Many patients who have had COVID-19 continue to have health complaints for a long period of time. The long-term effects of the damage caused by the virus and the body’s response to it is unclear. A team of researchers (including Irene Heijink and Daan Pouwels of the EXPIRE lab in the UMCG), private parties and patient representatives will investigate how these complaints develop and which factors can predict them in future patients. The project is co-funded by the PPP Allowance made available by Health~Holland, Top Sector Life Sciences & Health.


Patients who have been admitted to hospital because of COVID-19 and those who consulted their GP after remaining ill for a long time after COVID-19, will be referred to a post-corona clinic where lung function tests, CT scans, questionnaires, and laboratory tests will be performed. For this P4O2-COVID study, additional tests will be performed in middle-aged patients when they visit the clinic approximately 3 and 12 months after their initial recovery from COVID-19.

State-of-the-art measurements in post-corona clinics

State-of-the-art measurements and analyzes that are applied within renowned scientific studies will be carried out in the 100 people participating in this study. For example, additional biological samples will be taken to perform various –omics measurements (a method to very extensively map biological and chemical process, for example, gene regulation, metabolism, or bacteria in the body) to gain insight into possible differences in the biological response of patients with long-term complaints. The exposome of these patients will also be mapped. These are environmental and social factors which people experience in daily life, such as chemicals, air pollution, smoking, dietary intake, and physical activity. Participants will receive devices that measure their exposure and physical activity, for example a bracelet that collects substances from the environment. CT scans, which are part of standard care, will be analyzed using the latest artificial intelligence methods. Participants will also be offered an intervention focused on nutrition and physical activity that is expected to have a beneficial effect on quality of life. Furthermore, with the help of experimental cell models, laboratory research will help to identify factors and mechanisms that predict a more serious course of disease. Using big-data analysis, a pattern will be sought in the data that predicts who is susceptible to developing chronic complaints after the disease in future patients.

About the consortium

The P4O2-COVID study will be performed by partners from the P4O2 consortium; this consortium originated from the National Program for Lung Research, which the Netherlands Respiratory Society (NRS) developed together with other lung associations, researchers, healthcare professionals, patients, and companies to generate more attention for lung diseases and to improve cooperation between lung researchers in the Netherlands. Collaboration with industry will promote implementation of the acquired knowledge.
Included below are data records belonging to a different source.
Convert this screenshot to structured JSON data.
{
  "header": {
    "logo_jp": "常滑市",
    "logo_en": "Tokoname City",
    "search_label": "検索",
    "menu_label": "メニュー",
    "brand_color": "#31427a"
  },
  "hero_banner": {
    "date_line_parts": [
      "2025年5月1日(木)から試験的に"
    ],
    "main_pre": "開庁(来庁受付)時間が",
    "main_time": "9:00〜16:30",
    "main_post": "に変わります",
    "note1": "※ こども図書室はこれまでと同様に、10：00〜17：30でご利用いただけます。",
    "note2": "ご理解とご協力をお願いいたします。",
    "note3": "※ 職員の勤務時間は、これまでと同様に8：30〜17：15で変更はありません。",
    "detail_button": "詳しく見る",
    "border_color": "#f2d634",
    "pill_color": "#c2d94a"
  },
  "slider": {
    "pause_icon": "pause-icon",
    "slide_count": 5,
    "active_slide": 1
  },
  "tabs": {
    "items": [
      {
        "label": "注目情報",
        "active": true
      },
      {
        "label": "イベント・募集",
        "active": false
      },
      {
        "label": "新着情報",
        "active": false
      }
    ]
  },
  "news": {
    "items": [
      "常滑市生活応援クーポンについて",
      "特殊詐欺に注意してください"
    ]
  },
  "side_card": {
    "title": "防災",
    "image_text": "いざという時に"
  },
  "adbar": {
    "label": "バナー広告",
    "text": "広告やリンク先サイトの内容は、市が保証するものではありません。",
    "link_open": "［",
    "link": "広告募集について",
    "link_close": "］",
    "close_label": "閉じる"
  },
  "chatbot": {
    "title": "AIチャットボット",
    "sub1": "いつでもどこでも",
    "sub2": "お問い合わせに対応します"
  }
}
Partners and sponsors of the P4O2 COVID project are Amsterdam UMC, LUMC, UMCG, UMC Utrecht, Utrecht University, Maastricht University and Maastricht UMC+, Boehringer Ingelheim, Breathomix, Fluidda, Novartis, Ortec Logiqcare, Philips, Quantib-U, Smartfish, SODAQ, Thirona, and TopMD. The collaboration project is co-funded by the PPP Allowance made available by Health~Holland, Top Sector Life Sciences & Health, to stimulate public-private partnerships ( More information is available at and via